The tragedy of that day is compounded by the perpetrators’ claim to be acting in God’s name. Once again, it must be unequivocally stated that no circumstances can ever justify acts of terrorism. Every human life is precious in God’s sight and no effort should be spared in the attempt to promote throughout the world a genuine respect for the inalienable rights and dignity of individuals and peoples everywhereThe Qu’ran itself, in Surah 5:32 states "On that account: We ordained for the Children of Israel that if any one slew a person - unless it be for murder or for spreading mischief in the land - it would be as if he slew the whole people: and if any one saved a life, it would be as if he saved the life of the whole people." Islamic jurists, both past and present, interpret this Surah to mean that if one kills an innocent person, it is like killing the whole of human kind. What makes the analysis of those in the West, like Churchill, so repugnant is that they seek to provide justification for the murder of innocents on the basis of universally accepted moral norms, by laying guilt on the innocent, on those who were murdered. In Fish's moral universe, in which there are either no moral absolutes, or no way of knowing what they are, a response like Churchill's is as acceptable as that of Pres. Bush's morally indignant response.
This brings us to an appropriately Christian response. In his Letter to the Galatians, referencing the uniquely Jewish moral code, the Law, which he unfailingly holds up as the standard of righteousness, St. Paul wrote that if you seek to justify yourself by living according to all 613 mitzvot (i.e., observing the rules) of the Law, then that is how you will be judged. To be judged according to this standard, without fail and with only one exception (i.e., Jesus Christ) is to be condemned.
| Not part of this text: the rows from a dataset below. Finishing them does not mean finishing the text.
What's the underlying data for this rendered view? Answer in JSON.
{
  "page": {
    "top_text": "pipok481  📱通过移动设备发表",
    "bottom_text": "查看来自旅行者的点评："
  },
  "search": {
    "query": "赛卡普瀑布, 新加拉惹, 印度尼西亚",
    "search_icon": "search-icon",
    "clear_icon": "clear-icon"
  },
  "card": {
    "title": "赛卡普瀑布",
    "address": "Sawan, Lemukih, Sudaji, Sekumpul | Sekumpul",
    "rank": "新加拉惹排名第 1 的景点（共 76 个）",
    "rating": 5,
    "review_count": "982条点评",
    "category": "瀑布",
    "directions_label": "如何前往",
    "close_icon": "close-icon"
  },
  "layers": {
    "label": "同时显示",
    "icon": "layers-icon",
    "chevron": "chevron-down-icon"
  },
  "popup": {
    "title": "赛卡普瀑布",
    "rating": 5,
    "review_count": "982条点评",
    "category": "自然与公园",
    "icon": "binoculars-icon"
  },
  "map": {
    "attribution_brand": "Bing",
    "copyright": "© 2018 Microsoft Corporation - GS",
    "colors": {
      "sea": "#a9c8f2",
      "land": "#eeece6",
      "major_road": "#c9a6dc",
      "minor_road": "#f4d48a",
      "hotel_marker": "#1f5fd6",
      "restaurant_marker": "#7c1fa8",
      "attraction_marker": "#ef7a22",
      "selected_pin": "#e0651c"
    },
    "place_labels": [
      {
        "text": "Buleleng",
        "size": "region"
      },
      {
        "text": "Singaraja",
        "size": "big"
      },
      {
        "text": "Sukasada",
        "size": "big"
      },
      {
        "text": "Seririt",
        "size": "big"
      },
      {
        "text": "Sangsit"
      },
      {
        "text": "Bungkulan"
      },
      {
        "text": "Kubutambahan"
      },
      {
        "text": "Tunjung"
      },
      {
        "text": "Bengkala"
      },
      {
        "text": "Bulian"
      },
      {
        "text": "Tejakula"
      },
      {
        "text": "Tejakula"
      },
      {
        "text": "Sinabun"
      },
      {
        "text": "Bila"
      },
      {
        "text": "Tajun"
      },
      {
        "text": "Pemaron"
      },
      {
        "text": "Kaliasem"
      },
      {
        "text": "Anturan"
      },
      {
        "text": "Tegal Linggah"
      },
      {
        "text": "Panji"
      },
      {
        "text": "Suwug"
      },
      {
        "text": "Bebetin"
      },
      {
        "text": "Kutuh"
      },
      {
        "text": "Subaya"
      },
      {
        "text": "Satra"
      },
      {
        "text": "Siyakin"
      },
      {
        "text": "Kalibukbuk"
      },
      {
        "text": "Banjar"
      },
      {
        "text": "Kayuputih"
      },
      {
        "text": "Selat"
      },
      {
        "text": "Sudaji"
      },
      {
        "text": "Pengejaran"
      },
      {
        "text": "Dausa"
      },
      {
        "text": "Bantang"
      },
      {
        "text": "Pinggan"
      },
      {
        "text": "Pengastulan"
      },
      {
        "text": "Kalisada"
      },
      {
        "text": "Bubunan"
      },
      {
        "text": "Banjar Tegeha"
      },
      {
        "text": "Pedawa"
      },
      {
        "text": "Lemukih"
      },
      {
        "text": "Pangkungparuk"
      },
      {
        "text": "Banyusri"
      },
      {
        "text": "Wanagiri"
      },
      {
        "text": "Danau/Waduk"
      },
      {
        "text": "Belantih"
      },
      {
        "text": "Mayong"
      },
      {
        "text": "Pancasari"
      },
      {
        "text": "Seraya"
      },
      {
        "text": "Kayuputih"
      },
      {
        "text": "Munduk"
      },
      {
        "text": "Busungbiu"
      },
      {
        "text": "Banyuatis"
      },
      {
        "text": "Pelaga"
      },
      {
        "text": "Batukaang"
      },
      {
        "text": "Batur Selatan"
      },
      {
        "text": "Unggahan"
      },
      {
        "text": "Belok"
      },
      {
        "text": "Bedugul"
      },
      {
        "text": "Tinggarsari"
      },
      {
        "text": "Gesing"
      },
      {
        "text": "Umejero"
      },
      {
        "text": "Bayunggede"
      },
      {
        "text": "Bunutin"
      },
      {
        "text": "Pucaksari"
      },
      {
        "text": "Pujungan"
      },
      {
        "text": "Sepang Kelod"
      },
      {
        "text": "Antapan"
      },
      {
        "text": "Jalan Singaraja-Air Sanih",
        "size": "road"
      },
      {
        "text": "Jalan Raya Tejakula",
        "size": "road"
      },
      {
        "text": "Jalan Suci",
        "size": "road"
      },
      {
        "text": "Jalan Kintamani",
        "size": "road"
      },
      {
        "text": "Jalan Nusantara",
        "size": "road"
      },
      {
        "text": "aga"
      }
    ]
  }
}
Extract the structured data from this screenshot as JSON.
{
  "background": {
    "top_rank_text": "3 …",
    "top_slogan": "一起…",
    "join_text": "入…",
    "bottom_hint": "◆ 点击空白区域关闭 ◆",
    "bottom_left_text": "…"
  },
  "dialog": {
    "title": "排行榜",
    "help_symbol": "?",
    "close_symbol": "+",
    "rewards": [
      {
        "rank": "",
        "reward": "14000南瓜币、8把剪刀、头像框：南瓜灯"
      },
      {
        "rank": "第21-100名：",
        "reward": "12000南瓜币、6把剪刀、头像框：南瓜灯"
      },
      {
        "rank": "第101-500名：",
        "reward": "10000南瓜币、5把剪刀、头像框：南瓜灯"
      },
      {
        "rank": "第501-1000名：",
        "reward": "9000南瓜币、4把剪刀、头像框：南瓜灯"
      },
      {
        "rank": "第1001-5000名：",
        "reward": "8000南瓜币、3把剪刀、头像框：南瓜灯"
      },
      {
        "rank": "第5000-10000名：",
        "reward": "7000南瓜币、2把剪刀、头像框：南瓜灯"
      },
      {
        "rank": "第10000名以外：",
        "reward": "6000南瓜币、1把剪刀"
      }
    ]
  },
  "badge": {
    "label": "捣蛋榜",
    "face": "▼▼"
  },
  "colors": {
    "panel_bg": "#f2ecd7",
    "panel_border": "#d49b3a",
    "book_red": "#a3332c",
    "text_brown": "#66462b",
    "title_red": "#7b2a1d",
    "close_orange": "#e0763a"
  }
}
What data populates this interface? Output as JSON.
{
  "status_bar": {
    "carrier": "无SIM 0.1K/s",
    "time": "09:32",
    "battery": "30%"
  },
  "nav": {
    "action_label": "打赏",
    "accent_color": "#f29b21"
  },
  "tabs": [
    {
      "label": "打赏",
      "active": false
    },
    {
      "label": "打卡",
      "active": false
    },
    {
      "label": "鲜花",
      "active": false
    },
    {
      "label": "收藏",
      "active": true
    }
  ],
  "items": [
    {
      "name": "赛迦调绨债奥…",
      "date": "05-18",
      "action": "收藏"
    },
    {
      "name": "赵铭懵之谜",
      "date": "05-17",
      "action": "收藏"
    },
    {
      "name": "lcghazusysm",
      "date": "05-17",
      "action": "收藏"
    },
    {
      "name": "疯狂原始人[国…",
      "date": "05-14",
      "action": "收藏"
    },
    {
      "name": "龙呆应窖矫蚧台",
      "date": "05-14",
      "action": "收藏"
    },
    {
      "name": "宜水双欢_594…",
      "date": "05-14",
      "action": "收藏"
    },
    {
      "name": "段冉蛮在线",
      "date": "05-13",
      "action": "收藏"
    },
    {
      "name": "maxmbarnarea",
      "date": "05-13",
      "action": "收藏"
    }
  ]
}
This is why Paul wrote that even though he was a member of God's covenant people by birth, he knew "that a person is not justified by works of the law but through faith in Jesus Christ" (Gal. 2:15- ESV). So, he "believed in Christ Jesus, in order to be justified by faith in Christ and not by works of the law, because by works of the law no one will be justified" (Gal. 2:16-ESV).
It is on this basis that we are provoked by the words of the apostle- "For the whole law is fulfilled in one word: 'You shall love your neighbor as yourself'" (Gal. 5:14- ESV). If the neighbor of the ancient Samaritan, according to the teaching of Jesus, was the Jew who despised him, how much more is the Muslim, who, along with us and the Jews, "adore the one God, living and subsisting in Himself; merciful and all- powerful" (Nostra Aetate, par. 3)? Indeed, Islam means submission. Hence, a Muslim is one who "wholeheartedly" submits even to God's "inscrutable decrees, just as Abraham, with whom the faith of Islam takes pleasure in linking itself" (Nostra Aetate, par. 3).
So, while no one, with the exception of Nietzscheians, proclaims himself to be an apostle of injustice, holding that we can condemn in the absence of moral absolutes is certainly to espouse an unjust position. Stated simply, condemning without moral absolutes cannot be a just condemnation because it is arbitrary. Fish states up-front that we cannot appeal to justice, even imperfect justice that strives towards the absolute. Arbitrary condemnation leads to arbitrary retaliation that need take no account of proportionality, or bringing things to a better state after the retaliation, or any of the other judgments required by, say, just war principles. Neither does it allow for a meaningfully merciful response. It is just this kind of short-circuited reasoning that leads to the kind of moral conclusions reached by those who planned and carried out the 9/11 attacks and those, like Ward Churchill, who seek to justify their evil deeds.
Back on 9/11/2006, I preached at daily Mass at Holy Family Parish in South Ogden, Utah. So, if you're interested see Year II 23rd Monday in Ordinary Time- 9/11: Justice & Mercy.